bio website davidlowryduda.com
location Providence, RI
age 25
visits member for 3 years, 5 months
seen 4 hours ago

I'm working on my Math PhD at Brown University. I've finished my second year, and now I pursue my interests in analytic number theory. In particular, I study automorphic forms under Dr. Jeff Hoffstein.

I happen to loosely update a math blog at davidlowryduda.com. I put a lot of MSE things on there too, though a lot of the material caters to whatever class I'm teaching at the time (this fall, calc I).

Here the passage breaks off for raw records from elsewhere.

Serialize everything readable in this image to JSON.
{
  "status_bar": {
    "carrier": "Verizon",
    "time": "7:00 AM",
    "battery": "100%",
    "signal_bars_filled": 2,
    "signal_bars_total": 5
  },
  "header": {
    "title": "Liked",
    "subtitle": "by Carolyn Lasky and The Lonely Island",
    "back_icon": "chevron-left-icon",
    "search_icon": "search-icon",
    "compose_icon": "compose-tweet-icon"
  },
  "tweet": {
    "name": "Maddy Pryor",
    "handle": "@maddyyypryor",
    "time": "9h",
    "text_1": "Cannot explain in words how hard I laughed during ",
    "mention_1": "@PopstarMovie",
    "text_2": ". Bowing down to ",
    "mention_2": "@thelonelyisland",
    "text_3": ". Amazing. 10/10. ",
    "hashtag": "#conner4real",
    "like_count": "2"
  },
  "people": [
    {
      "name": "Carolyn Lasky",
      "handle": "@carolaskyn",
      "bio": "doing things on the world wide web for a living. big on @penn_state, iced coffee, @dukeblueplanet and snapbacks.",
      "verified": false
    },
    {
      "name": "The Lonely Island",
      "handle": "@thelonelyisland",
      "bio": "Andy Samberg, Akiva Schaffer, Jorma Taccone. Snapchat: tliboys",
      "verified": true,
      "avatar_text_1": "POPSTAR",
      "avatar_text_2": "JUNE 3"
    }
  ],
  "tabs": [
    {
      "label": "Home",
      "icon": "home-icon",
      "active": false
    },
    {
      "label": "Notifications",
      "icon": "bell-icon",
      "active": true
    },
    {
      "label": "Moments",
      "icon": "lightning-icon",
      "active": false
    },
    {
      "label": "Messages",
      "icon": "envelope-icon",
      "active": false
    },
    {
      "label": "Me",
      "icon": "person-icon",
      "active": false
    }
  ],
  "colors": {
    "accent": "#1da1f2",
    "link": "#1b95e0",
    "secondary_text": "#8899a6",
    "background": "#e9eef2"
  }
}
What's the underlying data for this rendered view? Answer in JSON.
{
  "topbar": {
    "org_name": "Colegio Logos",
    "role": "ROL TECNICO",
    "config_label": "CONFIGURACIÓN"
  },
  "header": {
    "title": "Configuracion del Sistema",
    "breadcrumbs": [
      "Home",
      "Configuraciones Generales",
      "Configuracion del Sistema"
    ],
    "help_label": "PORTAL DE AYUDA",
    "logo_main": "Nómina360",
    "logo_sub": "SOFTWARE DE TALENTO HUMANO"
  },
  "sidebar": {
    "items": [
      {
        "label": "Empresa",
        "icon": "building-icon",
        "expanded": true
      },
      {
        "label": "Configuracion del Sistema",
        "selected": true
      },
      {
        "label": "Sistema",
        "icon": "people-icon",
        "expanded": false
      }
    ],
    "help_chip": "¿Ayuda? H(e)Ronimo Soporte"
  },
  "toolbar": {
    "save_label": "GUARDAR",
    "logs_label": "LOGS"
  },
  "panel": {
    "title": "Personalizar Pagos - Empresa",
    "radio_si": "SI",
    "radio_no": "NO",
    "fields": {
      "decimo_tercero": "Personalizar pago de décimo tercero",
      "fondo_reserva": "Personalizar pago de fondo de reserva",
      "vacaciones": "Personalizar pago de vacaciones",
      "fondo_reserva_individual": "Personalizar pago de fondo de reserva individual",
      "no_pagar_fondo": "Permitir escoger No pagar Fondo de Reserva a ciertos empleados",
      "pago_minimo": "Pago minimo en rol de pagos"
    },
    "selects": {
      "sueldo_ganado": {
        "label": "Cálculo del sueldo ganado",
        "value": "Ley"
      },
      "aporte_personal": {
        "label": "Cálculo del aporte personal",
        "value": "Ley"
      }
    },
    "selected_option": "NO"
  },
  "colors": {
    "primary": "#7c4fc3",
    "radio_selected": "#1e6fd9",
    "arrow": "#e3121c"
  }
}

17h
awarded  Nice Answer
1d
answered Can we say “commutative ring = field”?
2d
reviewed Leave Closed Is there problem follow my definitions to define $\mathbb{R}$
2d
reviewed Leave Closed Coloring every point of $\mathbb R$
Sep
18
answered which algebraic number theory book with answers to selected questions for self-study?
Sep
18
answered Best self study book with answers to selected questions for analytic number theory?
Sep
18
comment what does the phrase “no zero divisors mod 13” mean?
If you google zero divisor, four of the first five results are great answers to this question. It's also likely that your book defines a zero divisor, and/or has it in its index.
Sep
18
answered replacing numbers to get final anser
Sep
18
comment replacing numbers to get final anser
What book did you get this from?
Sep
18
comment Vectors and Projection
For this and the future, would you mind formatting your posts a bit cleaner? In particular: Use full grammar, punctuation, capitalization, and spelling; and can you separate parts out so that it isn't a wall of text? For super bonus points, you can use mathjax to make it really appealing.
Sep
15
comment (Taylor's theorem) Proving that $\sin(x) = \sum\limits_{n=0}^{\infty}\dfrac{(-1)^{n}x^{2n+1}}{(2n+1)!}$
I wrote a blog post about this and related topics for my students a while ago.
Sep
14
awarded  Enlightened
Sep
14
awarded  Nice Answer
Sep
14
awarded  Nice Answer
Sep
11
comment If fg is surjective, then g is surjective.
Exercise 2 on page 17 of what? Did you copy straight from a homework or something?
Sep
11
awarded  Nice Answer
Sep
11
revised let G be a group of order pq,where p and q are primes. Show that any non-trivial subgroup of G is cyclic
rolled back to a previous revision
Sep
10
comment Find cubic equation using known points
It is not possible. In fact, such an $a$ will not always exist. If $c = y_2$, then is it true that you want $x_2 = 0$? If so, then it is possible to solve for $a$, and you can do it in the naive way: plug in $(x_1, y_1)$ since you know both $b$ and $c$, and solve for $a$.
Sep
10
comment Three Number Theory problems
I actually believe others are downvoting your question because there is almost no content here. People react badly when they get the feeling that users are trying to get others to do their homework for them, moreso when there is no honest attempt or effort.
Sep
10
answered Prove that a graph with $n$ vertices is connected if it has $(n^2 - 3n + 4)/2$ edges.